September 3, 2021Christina Leavell
In mid-July this year, a group of twenty-four campers ages 7-13 years old embarked upon an exciting new mission at Science Central, in Fort Wayne, Indiana. The science center, on its own mission to provide inspiring and fun hands-on science education for all people of all ages, developed a 5-day long summer camp program called “Mission to Mars.” The program featured activities that engaged campers in everything from launching into space to working on the surface of Mars.
The Mission to Mars program started by asking campers to think about:
- What will we need to get to Mars?
- What will we find once we arrive?
- How will we work and live on Mars?
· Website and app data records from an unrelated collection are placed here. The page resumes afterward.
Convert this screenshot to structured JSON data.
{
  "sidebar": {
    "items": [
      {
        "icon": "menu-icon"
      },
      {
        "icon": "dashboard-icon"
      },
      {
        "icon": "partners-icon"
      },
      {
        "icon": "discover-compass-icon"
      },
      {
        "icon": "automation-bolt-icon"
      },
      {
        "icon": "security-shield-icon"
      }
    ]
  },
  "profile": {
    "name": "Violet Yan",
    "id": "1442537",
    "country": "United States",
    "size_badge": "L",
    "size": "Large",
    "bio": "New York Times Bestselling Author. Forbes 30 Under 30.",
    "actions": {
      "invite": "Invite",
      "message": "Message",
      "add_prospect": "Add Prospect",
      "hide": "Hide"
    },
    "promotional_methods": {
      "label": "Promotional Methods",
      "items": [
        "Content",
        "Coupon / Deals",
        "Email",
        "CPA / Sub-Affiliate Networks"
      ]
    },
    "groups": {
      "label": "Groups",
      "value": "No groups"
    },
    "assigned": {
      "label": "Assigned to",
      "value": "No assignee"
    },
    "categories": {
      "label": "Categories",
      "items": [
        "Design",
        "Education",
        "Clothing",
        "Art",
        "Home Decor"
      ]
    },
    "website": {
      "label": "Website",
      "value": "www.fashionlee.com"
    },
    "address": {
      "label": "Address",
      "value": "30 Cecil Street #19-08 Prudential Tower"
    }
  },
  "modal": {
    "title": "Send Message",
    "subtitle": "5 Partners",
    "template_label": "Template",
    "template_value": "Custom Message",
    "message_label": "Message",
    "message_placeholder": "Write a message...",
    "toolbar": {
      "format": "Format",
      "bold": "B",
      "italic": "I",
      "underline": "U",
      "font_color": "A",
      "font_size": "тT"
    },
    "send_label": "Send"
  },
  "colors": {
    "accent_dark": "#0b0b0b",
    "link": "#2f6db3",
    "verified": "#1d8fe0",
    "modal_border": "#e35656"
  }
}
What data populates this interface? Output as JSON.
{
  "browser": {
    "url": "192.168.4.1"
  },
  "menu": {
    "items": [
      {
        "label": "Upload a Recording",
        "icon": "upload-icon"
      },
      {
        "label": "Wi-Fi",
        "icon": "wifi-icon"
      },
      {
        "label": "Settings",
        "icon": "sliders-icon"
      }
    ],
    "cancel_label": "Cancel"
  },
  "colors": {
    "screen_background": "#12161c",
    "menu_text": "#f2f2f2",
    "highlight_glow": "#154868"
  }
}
As the mission took off, some of the activities campers got to experience included designing mission patches, developing exercise programs to keep them healthy over the long journey, and building a simple spacecraft that could use environmentally friendly “green” rocket fuel. In preparation for long-term colonization on Mars, campers also created tiny terrarium-like Mars environments using small mason jars and a combination of Earth and “Martian” soils, which they got to take home. Campers also got to drive Lego rovers to complete various daily tasks while on Mars.
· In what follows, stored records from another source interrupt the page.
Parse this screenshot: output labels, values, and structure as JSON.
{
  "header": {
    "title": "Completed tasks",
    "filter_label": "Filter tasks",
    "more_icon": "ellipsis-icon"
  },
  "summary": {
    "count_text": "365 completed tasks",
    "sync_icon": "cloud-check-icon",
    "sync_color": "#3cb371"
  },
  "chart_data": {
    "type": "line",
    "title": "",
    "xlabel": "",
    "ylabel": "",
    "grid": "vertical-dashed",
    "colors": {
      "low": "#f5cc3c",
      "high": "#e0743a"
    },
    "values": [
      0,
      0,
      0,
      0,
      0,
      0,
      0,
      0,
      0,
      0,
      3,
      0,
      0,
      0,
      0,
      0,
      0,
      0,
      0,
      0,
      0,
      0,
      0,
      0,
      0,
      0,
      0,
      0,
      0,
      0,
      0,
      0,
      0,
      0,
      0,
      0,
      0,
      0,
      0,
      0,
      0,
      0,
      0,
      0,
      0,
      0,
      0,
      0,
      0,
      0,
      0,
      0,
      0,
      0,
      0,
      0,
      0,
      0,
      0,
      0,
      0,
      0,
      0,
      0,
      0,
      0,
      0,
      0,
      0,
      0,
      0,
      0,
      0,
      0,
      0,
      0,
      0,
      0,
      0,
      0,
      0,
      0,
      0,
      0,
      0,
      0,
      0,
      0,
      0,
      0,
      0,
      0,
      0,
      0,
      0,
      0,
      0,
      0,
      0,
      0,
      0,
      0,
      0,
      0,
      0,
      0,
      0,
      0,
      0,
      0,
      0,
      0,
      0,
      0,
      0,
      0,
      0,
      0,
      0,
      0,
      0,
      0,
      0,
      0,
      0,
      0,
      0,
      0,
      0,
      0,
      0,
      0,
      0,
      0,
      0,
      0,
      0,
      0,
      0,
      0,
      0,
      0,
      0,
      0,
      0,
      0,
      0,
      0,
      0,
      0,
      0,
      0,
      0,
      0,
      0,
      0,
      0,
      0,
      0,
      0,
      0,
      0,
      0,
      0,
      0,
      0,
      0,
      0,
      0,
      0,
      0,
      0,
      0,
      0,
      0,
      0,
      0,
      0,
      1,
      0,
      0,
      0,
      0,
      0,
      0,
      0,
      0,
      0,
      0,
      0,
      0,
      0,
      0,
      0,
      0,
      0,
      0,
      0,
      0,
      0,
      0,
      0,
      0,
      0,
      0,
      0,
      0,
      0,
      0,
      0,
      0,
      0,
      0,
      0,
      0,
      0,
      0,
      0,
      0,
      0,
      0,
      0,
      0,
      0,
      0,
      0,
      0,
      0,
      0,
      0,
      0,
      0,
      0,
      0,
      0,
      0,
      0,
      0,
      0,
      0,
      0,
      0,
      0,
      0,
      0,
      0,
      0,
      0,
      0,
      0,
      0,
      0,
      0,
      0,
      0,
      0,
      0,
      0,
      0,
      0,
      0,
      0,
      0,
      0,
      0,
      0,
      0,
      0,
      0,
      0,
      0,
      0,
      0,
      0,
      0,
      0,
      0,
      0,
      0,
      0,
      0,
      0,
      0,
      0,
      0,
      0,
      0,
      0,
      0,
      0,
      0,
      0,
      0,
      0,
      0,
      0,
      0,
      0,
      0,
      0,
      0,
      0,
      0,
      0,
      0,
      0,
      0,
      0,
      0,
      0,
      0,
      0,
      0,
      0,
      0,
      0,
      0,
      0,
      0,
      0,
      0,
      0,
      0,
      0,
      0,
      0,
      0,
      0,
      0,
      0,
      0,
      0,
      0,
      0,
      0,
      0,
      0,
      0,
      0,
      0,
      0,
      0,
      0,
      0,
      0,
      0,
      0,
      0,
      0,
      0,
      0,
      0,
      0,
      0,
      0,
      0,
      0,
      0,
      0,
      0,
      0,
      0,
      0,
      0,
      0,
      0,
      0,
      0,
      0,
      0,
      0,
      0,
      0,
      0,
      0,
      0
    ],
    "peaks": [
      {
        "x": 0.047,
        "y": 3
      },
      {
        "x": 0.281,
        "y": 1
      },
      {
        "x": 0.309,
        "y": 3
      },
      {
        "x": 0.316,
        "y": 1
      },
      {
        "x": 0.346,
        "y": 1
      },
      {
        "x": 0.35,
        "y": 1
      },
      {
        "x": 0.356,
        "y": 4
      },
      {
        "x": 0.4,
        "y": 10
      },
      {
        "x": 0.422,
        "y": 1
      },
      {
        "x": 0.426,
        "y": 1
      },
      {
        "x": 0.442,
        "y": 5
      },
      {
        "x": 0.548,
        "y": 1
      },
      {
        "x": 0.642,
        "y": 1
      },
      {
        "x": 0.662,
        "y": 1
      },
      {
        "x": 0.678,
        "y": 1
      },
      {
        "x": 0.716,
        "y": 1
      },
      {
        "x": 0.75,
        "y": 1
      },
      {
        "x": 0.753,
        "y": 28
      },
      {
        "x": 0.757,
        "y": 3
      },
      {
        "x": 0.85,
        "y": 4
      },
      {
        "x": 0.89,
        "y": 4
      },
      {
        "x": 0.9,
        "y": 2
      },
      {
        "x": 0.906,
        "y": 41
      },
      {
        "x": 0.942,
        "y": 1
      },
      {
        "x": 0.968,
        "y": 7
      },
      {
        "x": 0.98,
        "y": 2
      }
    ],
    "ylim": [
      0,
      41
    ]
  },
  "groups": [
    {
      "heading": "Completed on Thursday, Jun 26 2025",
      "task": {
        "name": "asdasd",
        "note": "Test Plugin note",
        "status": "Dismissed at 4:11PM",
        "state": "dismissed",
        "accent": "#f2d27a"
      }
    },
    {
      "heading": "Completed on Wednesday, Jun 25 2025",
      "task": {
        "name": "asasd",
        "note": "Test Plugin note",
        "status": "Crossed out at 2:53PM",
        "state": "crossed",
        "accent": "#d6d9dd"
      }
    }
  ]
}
A fast favorite was the topic of food in space, and for this campers were able to sample both astronaut ice cream and ice cream made with liquid nitrogen. Far more than fun desserts, this experiment allowed campers to experience the differences between the two forms of the same food and facilitated conversations about dehydrated food and payload reduction.
The program also included two guest speakers who engaged campers in discussions about NASA’s Artemis program: Patricia Moore, a NASA educator, and Charles White, a NASA educator and engineer from Paragon Tec. Moore joined campers virtually to discuss the Artemis project and answered questions from the curious explorers. White talked to campers in person about the rocket being designed for the Artemis project and some of the work that Paragon Tec is doing with NASA to develop part of the Space Launch System (SLS) rocket that will take humans back to the Moon. By incorporating these experts in the field, campers were inspired to think critically about the real challenges and possibilities for their mission to Mars.
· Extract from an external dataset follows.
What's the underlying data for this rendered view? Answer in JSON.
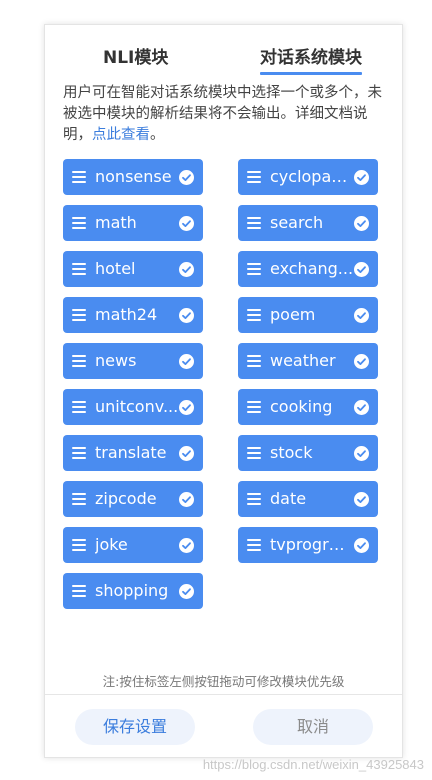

The camp was a huge success! Campers and parents engaged in exciting conversations about daily activities from launch to long-term colonization of new worlds. On the final day, campers wrote letters home describing their trip, the new planet, and drew pictures to share of their new Martian home. Amy Alexander, Education Director for Science Central, said that the museum hopes to hold this week-long summer camp again in the future. Until then, they may take individual activities from the camp for use in floor programming.
Thank you Science Central for sharing back this wonderful program and for bringing this unique experience to the community!
Learn more about Science Central: https://www.sciencecentral.org/